**Task to carry out**.
Restate the listing below word for word.

**Listed entries**.
+++

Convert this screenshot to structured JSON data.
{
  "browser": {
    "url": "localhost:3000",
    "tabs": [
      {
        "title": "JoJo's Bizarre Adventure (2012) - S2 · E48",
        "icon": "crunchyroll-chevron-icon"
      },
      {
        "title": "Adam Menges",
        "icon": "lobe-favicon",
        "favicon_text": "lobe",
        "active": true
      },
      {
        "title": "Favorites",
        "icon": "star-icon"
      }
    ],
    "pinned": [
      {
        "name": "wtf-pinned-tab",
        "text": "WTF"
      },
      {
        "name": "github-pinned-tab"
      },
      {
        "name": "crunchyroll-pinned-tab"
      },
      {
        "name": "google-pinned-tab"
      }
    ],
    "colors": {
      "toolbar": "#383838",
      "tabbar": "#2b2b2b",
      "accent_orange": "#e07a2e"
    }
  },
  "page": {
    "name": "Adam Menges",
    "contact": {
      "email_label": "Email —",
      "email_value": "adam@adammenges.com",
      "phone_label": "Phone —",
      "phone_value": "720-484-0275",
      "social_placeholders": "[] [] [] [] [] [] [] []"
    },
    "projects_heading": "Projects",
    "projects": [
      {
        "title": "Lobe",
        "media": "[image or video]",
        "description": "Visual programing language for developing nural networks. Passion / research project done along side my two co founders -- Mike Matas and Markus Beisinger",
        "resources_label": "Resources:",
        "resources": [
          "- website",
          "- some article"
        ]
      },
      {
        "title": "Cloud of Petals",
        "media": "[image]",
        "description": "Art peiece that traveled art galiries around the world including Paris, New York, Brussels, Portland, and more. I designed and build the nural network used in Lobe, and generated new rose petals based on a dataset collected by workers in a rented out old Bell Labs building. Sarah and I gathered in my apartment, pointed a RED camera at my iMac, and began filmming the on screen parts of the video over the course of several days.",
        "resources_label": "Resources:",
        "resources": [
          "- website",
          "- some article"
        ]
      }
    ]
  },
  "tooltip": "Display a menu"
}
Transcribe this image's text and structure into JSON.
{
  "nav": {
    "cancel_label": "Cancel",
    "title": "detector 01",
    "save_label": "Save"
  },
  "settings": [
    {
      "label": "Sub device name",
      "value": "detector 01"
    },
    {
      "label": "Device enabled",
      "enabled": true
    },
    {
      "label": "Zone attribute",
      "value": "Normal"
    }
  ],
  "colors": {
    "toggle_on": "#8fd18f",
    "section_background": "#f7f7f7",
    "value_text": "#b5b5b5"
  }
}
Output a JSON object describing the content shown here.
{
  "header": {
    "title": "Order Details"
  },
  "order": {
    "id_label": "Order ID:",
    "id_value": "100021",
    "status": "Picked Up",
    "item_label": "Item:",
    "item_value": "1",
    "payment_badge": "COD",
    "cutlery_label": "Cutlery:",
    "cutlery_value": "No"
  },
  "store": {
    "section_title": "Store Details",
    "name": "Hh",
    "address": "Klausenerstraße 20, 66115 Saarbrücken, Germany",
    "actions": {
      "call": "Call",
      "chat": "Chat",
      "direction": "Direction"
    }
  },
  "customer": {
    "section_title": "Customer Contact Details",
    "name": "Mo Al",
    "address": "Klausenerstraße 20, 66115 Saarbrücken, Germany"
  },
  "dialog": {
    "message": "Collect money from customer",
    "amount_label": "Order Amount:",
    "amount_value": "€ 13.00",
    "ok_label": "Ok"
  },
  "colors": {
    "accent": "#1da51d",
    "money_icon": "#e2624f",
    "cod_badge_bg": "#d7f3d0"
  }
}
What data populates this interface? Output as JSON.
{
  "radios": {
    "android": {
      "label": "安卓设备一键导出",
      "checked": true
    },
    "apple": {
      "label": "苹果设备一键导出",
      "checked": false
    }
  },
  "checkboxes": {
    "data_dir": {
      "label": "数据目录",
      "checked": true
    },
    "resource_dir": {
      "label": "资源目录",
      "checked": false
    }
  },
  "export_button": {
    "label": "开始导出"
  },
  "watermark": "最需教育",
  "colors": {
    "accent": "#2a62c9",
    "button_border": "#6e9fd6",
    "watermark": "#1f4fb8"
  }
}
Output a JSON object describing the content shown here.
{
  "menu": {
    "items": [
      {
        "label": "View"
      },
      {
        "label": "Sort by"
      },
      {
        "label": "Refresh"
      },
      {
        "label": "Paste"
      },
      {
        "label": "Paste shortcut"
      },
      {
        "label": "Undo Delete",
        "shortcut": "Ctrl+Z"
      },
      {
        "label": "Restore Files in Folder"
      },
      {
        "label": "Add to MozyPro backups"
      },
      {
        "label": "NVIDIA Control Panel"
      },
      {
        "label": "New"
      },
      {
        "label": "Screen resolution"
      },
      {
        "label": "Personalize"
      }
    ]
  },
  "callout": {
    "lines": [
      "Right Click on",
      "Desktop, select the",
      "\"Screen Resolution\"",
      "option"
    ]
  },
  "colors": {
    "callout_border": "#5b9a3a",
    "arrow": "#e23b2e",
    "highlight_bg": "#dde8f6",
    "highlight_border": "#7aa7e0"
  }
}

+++

**Task result**.
Convert this screenshot to structured JSON data.
{
  "browser": {
    "url": "localhost:3000",
    "tabs": [
      {
        "title": "JoJo's Bizarre Adventure (2012) - S2 · E48",
        "icon": "crunchyroll-chevron-icon"
      },
      {
        "title": "Adam Menges",
        "icon": "lobe-favicon",
        "favicon_text": "lobe",
        "active": true
      },
      {
        "title": "Favorites",
        "icon": "star-icon"
      }
    ],
    "pinned": [
      {
        "name": "wtf-pinned-tab",
        "text": "WTF"
      },
      {
        "name": "github-pinned-tab"
      },
      {
        "name": "crunchyroll-pinned-tab"
      },
      {
        "name": "google-pinned-tab"
      }
    ],
    "colors": {
      "toolbar": "#383838",
      "tabbar": "#2b2b2b",
      "accent_orange": "#e07a2e"
    }
  },
  "page": {
    "name": "Adam Menges",
    "contact": {
      "email_label": "Email —",
      "email_value": "adam@adammenges.com",
      "phone_label": "Phone —",
      "phone_value": "720-484-0275",
      "social_placeholders": "[] [] [] [] [] [] [] []"
    },
    "projects_heading": "Projects",
    "projects": [
      {
        "title": "Lobe",
        "media": "[image or video]",
        "description": "Visual programing language for developing nural networks. Passion / research project done along side my two co founders -- Mike Matas and Markus Beisinger",
        "resources_label": "Resources:",
        "resources": [
          "- website",
          "- some article"
        ]
      },
      {
        "title": "Cloud of Petals",
        "media": "[image]",
        "description": "Art peiece that traveled art galiries around the world including Paris, New York, Brussels, Portland, and more. I designed and build the nural network used in Lobe, and generated new rose petals based on a dataset collected by workers in a rented out old Bell Labs building. Sarah and I gathered in my apartment, pointed a RED camera at my iMac, and began filmming the on screen parts of the video over the course of several days.",
        "resources_label": "Resources:",
        "resources": [
          "- website",
          "- some article"
        ]
      }
    ]
  },
  "tooltip": "Display a menu"
}
Transcribe this image's text and structure into JSON.
{
  "nav": {
    "cancel_label": "Cancel",
    "title": "detector 01",
    "save_label": "Save"
  },
  "settings": [
    {
      "label": "Sub device name",
      "value": "detector 01"
    },
    {
      "label": "Device enabled",
      "enabled": true
    },
    {
      "label": "Zone attribute",
      "value": "Normal"
    }
  ],
  "colors": {
    "toggle_on": "#8fd18f",
    "section_background": "#f7f7f7",
    "value_text": "#b5b5b5"
  }
}
Output a JSON object describing the content shown here.
{
  "header": {
    "title": "Order Details"
  },
  "order": {
    "id_label": "Order ID:",
    "id_value": "100021",
    "status": "Picked Up",
    "item_label": "Item:",
    "item_value": "1",
    "payment_badge": "COD",
    "cutlery_label": "Cutlery:",
    "cutlery_value": "No"
  },
  "store": {
    "section_title": "Store Details",
    "name": "Hh",
    "address": "Klausenerstraße 20, 66115 Saarbrücken, Germany",
    "actions": {
      "call": "Call",
      "chat": "Chat",
      "direction": "Direction"
    }
  },
  "customer": {
    "section_title": "Customer Contact Details",
    "name": "Mo Al",
    "address": "Klausenerstraße 20, 66115 Saarbrücken, Germany"
  },
  "dialog": {
    "message": "Collect money from customer",
    "amount_label": "Order Amount:",
    "amount_value": "€ 13.00",
    "ok_label": "Ok"
  },
  "colors": {
    "accent": "#1da51d",
    "money_icon": "#e2624f",
    "cod_badge_bg": "#d7f3d0"
  }
}
What data populates this interface? Output as JSON.
{
  "radios": {
    "android": {
      "label": "安卓设备一键导出",
      "checked": true
    },
    "apple": {
      "label": "苹果设备一键导出",
      "checked": false
    }
  },
  "checkboxes": {
    "data_dir": {
      "label": "数据目录",
      "checked": true
    },
    "resource_dir": {
      "label": "资源目录",
      "checked": false
    }
  },
  "export_button": {
    "label": "开始导出"
  },
  "watermark": "最需教育",
  "colors": {
    "accent": "#2a62c9",
    "button_border": "#6e9fd6",
    "watermark": "#1f4fb8"
  }
}
Output a JSON object describing the content shown here.
{
  "menu": {
    "items": [
      {
        "label": "View"
      },
      {
        "label": "Sort by"
      },
      {
        "label": "Refresh"
      },
      {
        "label": "Paste"
      },
      {
        "label": "Paste shortcut"
      },
      {
        "label": "Undo Delete",
        "shortcut": "Ctrl+Z"
      },
      {
        "label": "Restore Files in Folder"
      },
      {
        "label": "Add to MozyPro backups"
      },
      {
        "label": "NVIDIA Control Panel"
      },
      {
        "label": "New"
      },
      {
        "label": "Screen resolution"
      },
      {
        "label": "Personalize"
      }
    ]
  },
  "callout": {
    "lines": [
      "Right Click on",
      "Desktop, select the",
      "\"Screen Resolution\"",
      "option"
    ]
  },
  "colors": {
    "callout_border": "#5b9a3a",
    "arrow": "#e23b2e",
    "highlight_bg": "#dde8f6",
    "highlight_border": "#7aa7e0"
  }
}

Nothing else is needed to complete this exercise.